Another major problem GCC economies face is their critical dependence on foreign labor. Saudi Arabia employs 11.1 million migrant workers, or 76.7% of the total labor force. Foreign workers make up 69.3% in Kuwait, 73.5% in Bahrain, 80.9% in Oman, 90% in the UAE, and 94.4% in Qatar. Most foreign workers come from Egypt, Pakistan, India, Bangladesh and poorer Arab states. Gulf states are striving to gradually replace foreign workers with their own nationals. This is especially true in the KSA, which has a relatively large population (34 million), 60% of whom are under the age of 30. Increasing unemployment among Saudi youth could cause social unrest in the future. However, this process encounters a serious obstacle - the lack of professional skills and education among the natives of the Gulf states. This factor has become a serious obstacle to the implementation of the Dubai Industrial Strategy 2030, adopted in 2016. The strategy set a goal of a 1.5-fold increase in the new industrial output. Moreover, 50% of all country’s exports should be from the high-tech sector. However, it turned out that these objectives are hindered by the lack of a qualified well-trained labor force and limited opportunities to attract it.

There is another way to mitigate the economic risks of the Gulf states - profitable investments abroad that guarantee high incomes. The GCC states have sovereign wealth funds and investment funds designed for this purpose. The official figures of their accumulated wealth are impressive. The Abu Dhabi Investment Authority has $ 696.6 billion, Kuwait Investment Authority - $ 592 billion, SAMA Foreign Holdings (Saudi Arabia) - $ 505.7 billion, Public Investment Fund (Saudi Arabia) - $302 billion, Qatar Investment Authority - $320 billion, Mubadala Investment Company (UAE) - $ 228.9 billion dollars. However, in today’s circumstances, in order to maintain the current level of consumption and military expenditures, GCC states have to use these funds to balance their budgets.

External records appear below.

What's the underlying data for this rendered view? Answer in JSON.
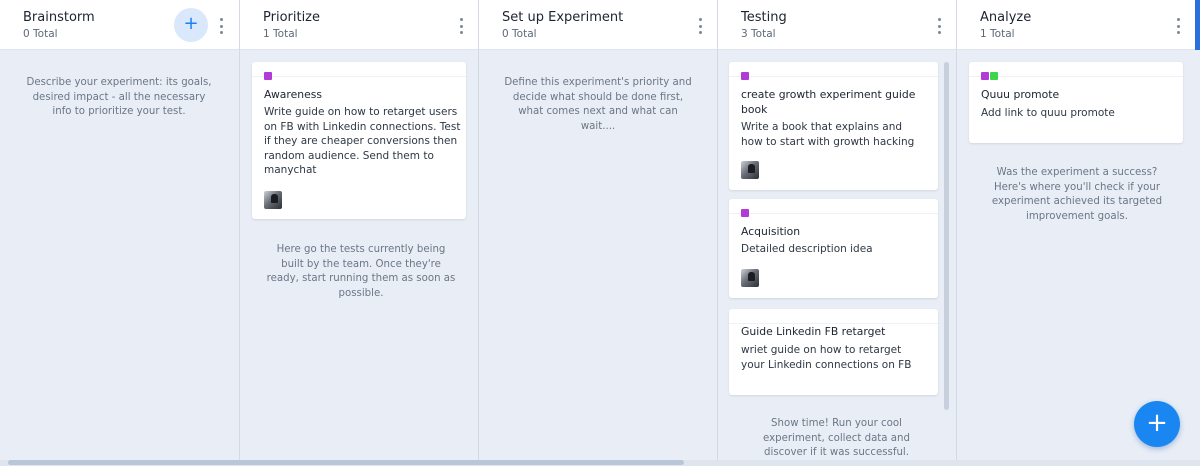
{
  "columns": [
    {
      "title": "Brainstorm",
      "count": "0 Total",
      "hint": "Describe your experiment: its goals, desired impact - all the necessary info to prioritize your test."
    },
    {
      "title": "Prioritize",
      "count": "1 Total",
      "hint": "Here go the tests currently being built by the team. Once they're ready, start running them as soon as possible.",
      "cards": [
        {
          "title": "Awareness",
          "description": "Write guide on how to retarget users on FB with Linkedin connections. Test if they are cheaper conversions then random audience. Send them to manychat"
        }
      ]
    },
    {
      "title": "Set up Experiment",
      "count": "0 Total",
      "hint": "Define this experiment's priority and decide what should be done first, what comes next and what can wait...."
    },
    {
      "title": "Testing",
      "count": "3 Total",
      "hint": "Show time! Run your cool experiment, collect data and discover if it was successful.",
      "cards": [
        {
          "title": "create growth experiment guide book",
          "description": "Write a book that explains and how to start with growth hacking"
        },
        {
          "title": "Acquisition",
          "description": "Detailed description idea"
        },
        {
          "title": "Guide Linkedin FB retarget",
          "description": "wriet guide on how to retarget your Linkedin connections on FB"
        }
      ]
    },
    {
      "title": "Analyze",
      "count": "1 Total",
      "hint": "Was the experiment a success? Here's where you'll check if your experiment achieved its targeted improvement goals.",
      "cards": [
        {
          "title": "Quuu promote",
          "description": "Add link to quuu promote"
        }
      ]
    }
  ],
  "add_column_button": "+",
  "fab_label": "+",
  "colors": {
    "tag_purple": "#b13bd6",
    "tag_green": "#3bd64a",
    "accent_blue": "#1a86f2"
  }
}
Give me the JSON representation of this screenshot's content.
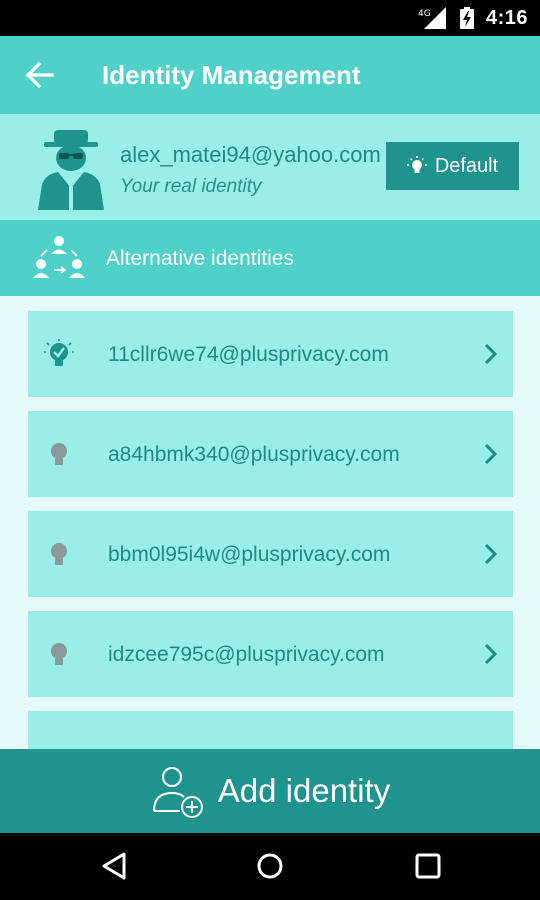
{
  "status_bar": {
    "network": "4G",
    "time": "4:16",
    "icons": [
      "signal-icon",
      "battery-icon"
    ]
  },
  "app_bar": {
    "title": "Identity Management",
    "back_icon": "back-arrow-icon"
  },
  "real_identity": {
    "email": "alex_matei94@yahoo.com",
    "subtitle": "Your real identity",
    "default_button_label": "Default",
    "avatar_icon": "spy-avatar-icon"
  },
  "alternative_section": {
    "label": "Alternative identities",
    "icon": "people-network-icon"
  },
  "identities": [
    {
      "email": "11cllr6we74@plusprivacy.com",
      "active": true,
      "icon": "lightbulb-check-icon"
    },
    {
      "email": "a84hbmk340@plusprivacy.com",
      "active": false,
      "icon": "lightbulb-icon"
    },
    {
      "email": "bbm0l95i4w@plusprivacy.com",
      "active": false,
      "icon": "lightbulb-icon"
    },
    {
      "email": "idzcee795c@plusprivacy.com",
      "active": false,
      "icon": "lightbulb-icon"
    }
  ],
  "add_button": {
    "label": "Add identity",
    "icon": "add-user-icon"
  },
  "colors": {
    "primary": "#4fd0c8",
    "primary_dark": "#1f938e",
    "card": "#9aeeea",
    "background": "#e4fbfa",
    "text": "#1f8a86"
  }
}
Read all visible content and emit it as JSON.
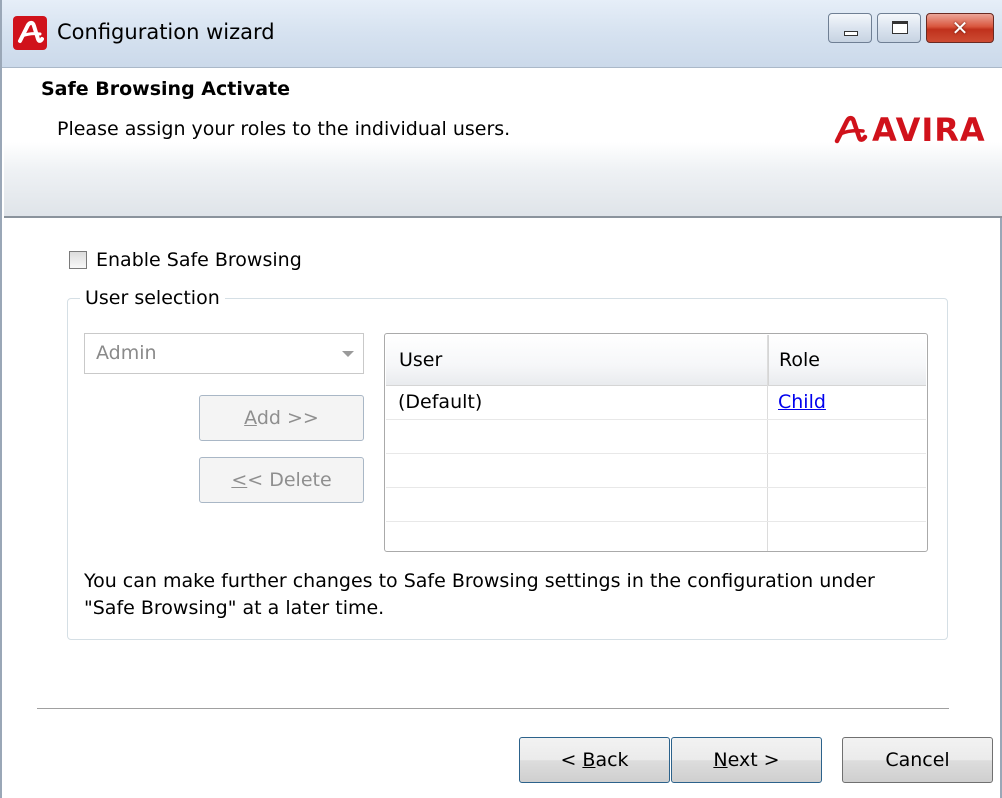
{
  "window": {
    "title": "Configuration wizard",
    "controls": {
      "minimize": "minimize",
      "maximize": "maximize",
      "close": "✕"
    }
  },
  "header": {
    "heading": "Safe Browsing Activate",
    "subtitle": "Please assign your roles to the individual users.",
    "brand": "AVIRA",
    "brand_color": "#d0121b"
  },
  "enable_checkbox": {
    "label": "Enable Safe Browsing",
    "checked": false
  },
  "user_selection": {
    "legend": "User selection",
    "dropdown_value": "Admin",
    "add_button": {
      "mnemonic": "A",
      "rest": "dd >>"
    },
    "delete_button": {
      "mnemonic": "<",
      "rest": "< Delete"
    },
    "table": {
      "columns": [
        "User",
        "Role"
      ],
      "rows": [
        {
          "user": "(Default)",
          "role": "Child"
        }
      ]
    },
    "info": "You can make further changes to Safe Browsing settings in the configuration under \"Safe Browsing\" at a later time."
  },
  "footer": {
    "back": {
      "prefix": "< ",
      "mnemonic": "B",
      "rest": "ack"
    },
    "next": {
      "mnemonic": "N",
      "rest": "ext >"
    },
    "cancel": "Cancel"
  }
}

The dysfunction in the financial sector is evidenced by the sharp increase in borrowing and debt over the past two years. In 2019, Gulf governments and corporate players borrowed a record $101 billion from the global financial markets via bond issues. Saudi Aramco sold $12 billion in bonds in April 2019 and raised about $100 billion. Mubadala Investment Company sold $4 billion in bonds in May 2020 and the list goes on. The debt of the GCC states is gradually increasing and they soon may turn from creditors to debtors.

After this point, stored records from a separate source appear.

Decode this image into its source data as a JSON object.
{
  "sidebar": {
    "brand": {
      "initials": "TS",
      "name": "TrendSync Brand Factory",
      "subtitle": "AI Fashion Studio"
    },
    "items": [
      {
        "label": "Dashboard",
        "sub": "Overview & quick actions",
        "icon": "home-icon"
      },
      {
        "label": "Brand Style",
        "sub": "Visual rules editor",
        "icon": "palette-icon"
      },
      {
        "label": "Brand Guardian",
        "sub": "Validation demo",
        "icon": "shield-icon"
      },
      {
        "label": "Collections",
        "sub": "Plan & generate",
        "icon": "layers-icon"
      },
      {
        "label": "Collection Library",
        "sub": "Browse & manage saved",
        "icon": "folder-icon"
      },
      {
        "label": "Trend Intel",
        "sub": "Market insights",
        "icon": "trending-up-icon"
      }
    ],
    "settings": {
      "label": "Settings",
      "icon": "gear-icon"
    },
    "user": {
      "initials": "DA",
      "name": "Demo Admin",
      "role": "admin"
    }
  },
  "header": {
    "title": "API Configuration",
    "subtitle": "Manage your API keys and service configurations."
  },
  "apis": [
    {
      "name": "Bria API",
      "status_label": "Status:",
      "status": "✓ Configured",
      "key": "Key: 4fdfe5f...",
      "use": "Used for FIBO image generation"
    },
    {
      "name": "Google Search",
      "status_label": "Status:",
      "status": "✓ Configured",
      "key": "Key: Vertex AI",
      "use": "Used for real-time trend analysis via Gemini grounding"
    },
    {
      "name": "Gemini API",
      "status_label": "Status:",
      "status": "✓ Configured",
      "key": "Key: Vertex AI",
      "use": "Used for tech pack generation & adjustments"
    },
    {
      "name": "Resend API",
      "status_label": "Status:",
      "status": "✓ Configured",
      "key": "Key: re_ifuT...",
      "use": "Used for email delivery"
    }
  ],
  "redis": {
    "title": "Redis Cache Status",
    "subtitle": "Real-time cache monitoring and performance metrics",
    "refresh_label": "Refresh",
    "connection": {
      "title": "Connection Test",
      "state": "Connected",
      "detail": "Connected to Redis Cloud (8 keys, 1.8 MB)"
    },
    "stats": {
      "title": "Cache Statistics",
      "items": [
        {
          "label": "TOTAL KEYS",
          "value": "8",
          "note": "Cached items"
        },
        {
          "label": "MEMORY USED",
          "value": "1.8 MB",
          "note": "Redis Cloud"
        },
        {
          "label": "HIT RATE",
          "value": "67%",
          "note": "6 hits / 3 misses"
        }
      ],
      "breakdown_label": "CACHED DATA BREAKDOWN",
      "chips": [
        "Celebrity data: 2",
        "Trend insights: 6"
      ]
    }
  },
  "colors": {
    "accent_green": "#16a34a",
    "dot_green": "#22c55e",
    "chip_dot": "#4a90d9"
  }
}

The crisis associated with falling oil prices has affected all of the GCC states, but with different effects. It was most painful for Saudi Arabia. The consequences of the crisis were not as severe for the LNG-oriented economy of Qatar and the UAE, whose transportation, tourism and financial sectors provide a significant share of income. However, due to the COVID-19 pandemic, their economies also suffered. Even if the global economy recovers in 2021 and oil prices gradually rise, negative trends in the Gulf economies will continue. This is due to the accumulated structural problems.

If the economic downturn continues, the GCC states will face foreign workers unemployment. It is possible that some of the unemployed guest workers will prefer to migrate to Europe, which will create new problems for the EU. The deteriorating economic situation has the potential to undermine political stability in the Gulf states. This is especially true for Saudi Arabia. A tacit social contract is currently in effect in the kingdom. Large segments of Saudi society do not participate in government, but in return they receive social guarantees. When these guarantees begin to deteriorate, political destabilization of the kingdom with the growing influence of radical extremist organizations such as al-Qaeda cannot be ruled out.

To solve financial problems the GCC states need to abandon excessive spending, in particular to reduce large military expenditures. This, in turn, will require direct negotiations between the GCC states and Iran.